“There is no space for useless creativity,” summed up Prada backstage.
The sharp collar seen on cardigans is detachable, enhancing the durability and practicality of the garment. On the runway, she took off her shirt and showed off her sexy style.
The pair continued their quest for uniforms that exemplified the value of work rather than projecting authority. It was worn with a shirt and tie to emphasize the virtues of work and was worn over this season’s slim trousers.
The clean looks and minimal tailoring have an intentionally retro-futuristic feel, which Simmons defined as “very Prada-y in my opinion.”
The puffer coat had a rounded shape. A quilted t-shirt kept the torso warm under the overcoat. The shoes were thick-soled lace-ups with raised piping. The bag is a slim document bag or computer bag with a thermos slot.
Suits are mostly black or gray, and separates are red or green trousers, cerulean blazers, and yellow and pink cardigans, proving the colors.
Even the Fondazione Prada venue, down to the concrete floors, walls and ceilings, was stripped of artifacts and put back on once the models left the runway.
Outside, hundreds of screaming K-pop fans greeted the Enhypen band as they arrived at the show, and a few were rewarded with selfies afterwards.
Simon Cracker pays tribute to Vivienne Westwood
The designer behind the Simon Cracker brand paid tribute to Vivienne Westwood’s legacy with a runway show unveiling her latest collection of upcycled clothing.
“We are here because of her. Filippo Biraghi, who founded Simon Cracker with Simone Botte in 2010, said she was the first to make clothes from upcycled materials.
“We studied her, we wore her, we lived her, we felt an alliance.” She used fashion to protest as a language of protest against her entire history. bottom.”
Following in Westwood’s upcycling footsteps, designers collect uncollected clothing from dry cleaners and textile remnants from producers to create their own creations.
In this punk-inspired collection, each garment is unique and encourages incompatibility. The miniskirt was made from ruffles on the front and a net on the back. A handmade blanket became an overcoat. The knitwear is made from recycled yarn and created in collaboration with designer Gaia Segatini.

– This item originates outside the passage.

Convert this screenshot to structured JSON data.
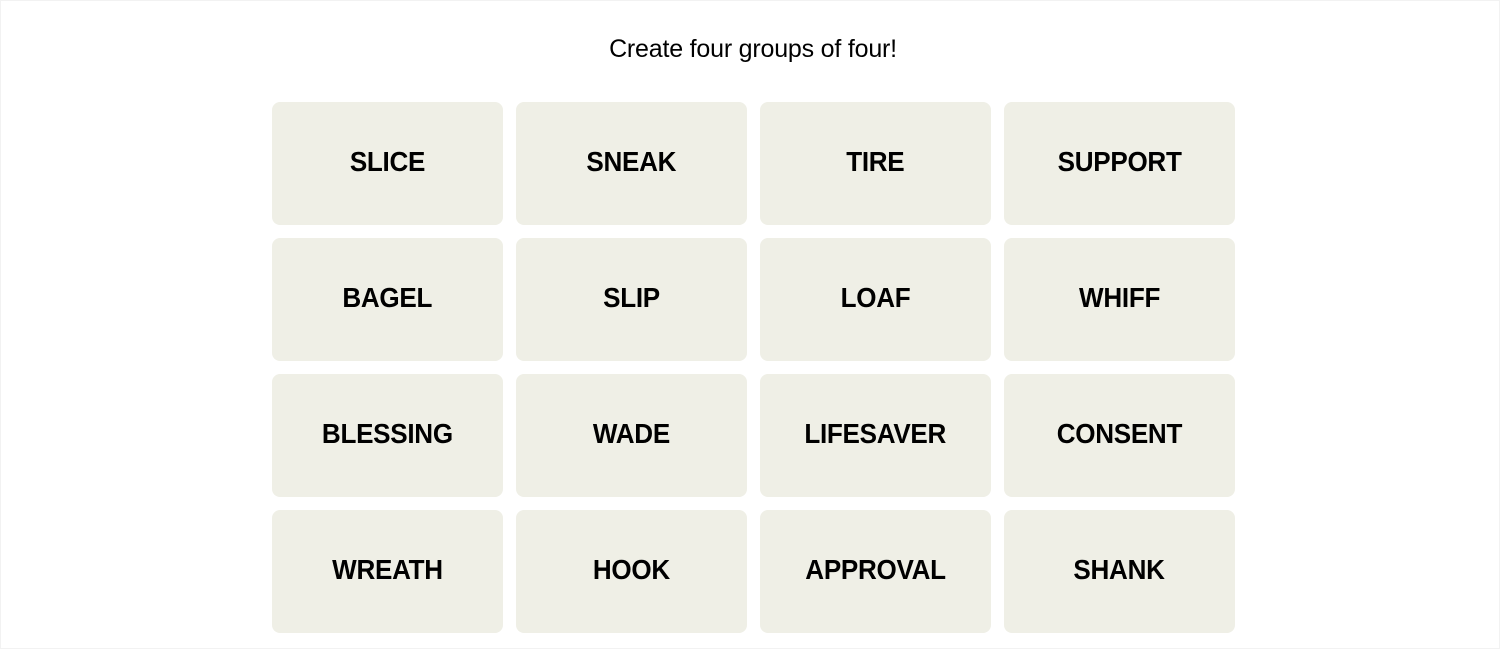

In keeping with Westwood’s spirit, the show concluded with the model wearing a tulle garment with “Demand the Impossible” written on the front. This garment was a collaboration with Jamie Reed, Sex his Pistols art director, who donated clothing from his “Ragged His Kingdom Brand” for the final look.

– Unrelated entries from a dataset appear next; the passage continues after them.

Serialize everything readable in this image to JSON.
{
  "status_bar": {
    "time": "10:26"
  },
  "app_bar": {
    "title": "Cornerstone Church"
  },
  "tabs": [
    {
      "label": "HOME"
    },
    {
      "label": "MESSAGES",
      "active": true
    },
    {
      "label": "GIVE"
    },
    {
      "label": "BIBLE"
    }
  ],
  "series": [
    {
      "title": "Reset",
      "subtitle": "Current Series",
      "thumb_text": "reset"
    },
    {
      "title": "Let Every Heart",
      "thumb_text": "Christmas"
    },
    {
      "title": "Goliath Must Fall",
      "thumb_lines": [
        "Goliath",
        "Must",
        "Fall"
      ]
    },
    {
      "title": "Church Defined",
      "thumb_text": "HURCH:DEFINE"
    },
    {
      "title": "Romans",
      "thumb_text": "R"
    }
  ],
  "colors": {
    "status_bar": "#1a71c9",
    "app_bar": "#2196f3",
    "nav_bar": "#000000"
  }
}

In the finale, all models wore a picture of Westwood around their necks.
The designers have said their message has been more urgent since the brand’s creation, citing dangers to the planet and “a mockery of the system.”
“If you’re not pissed off today, something is wrong,” Biraghi said.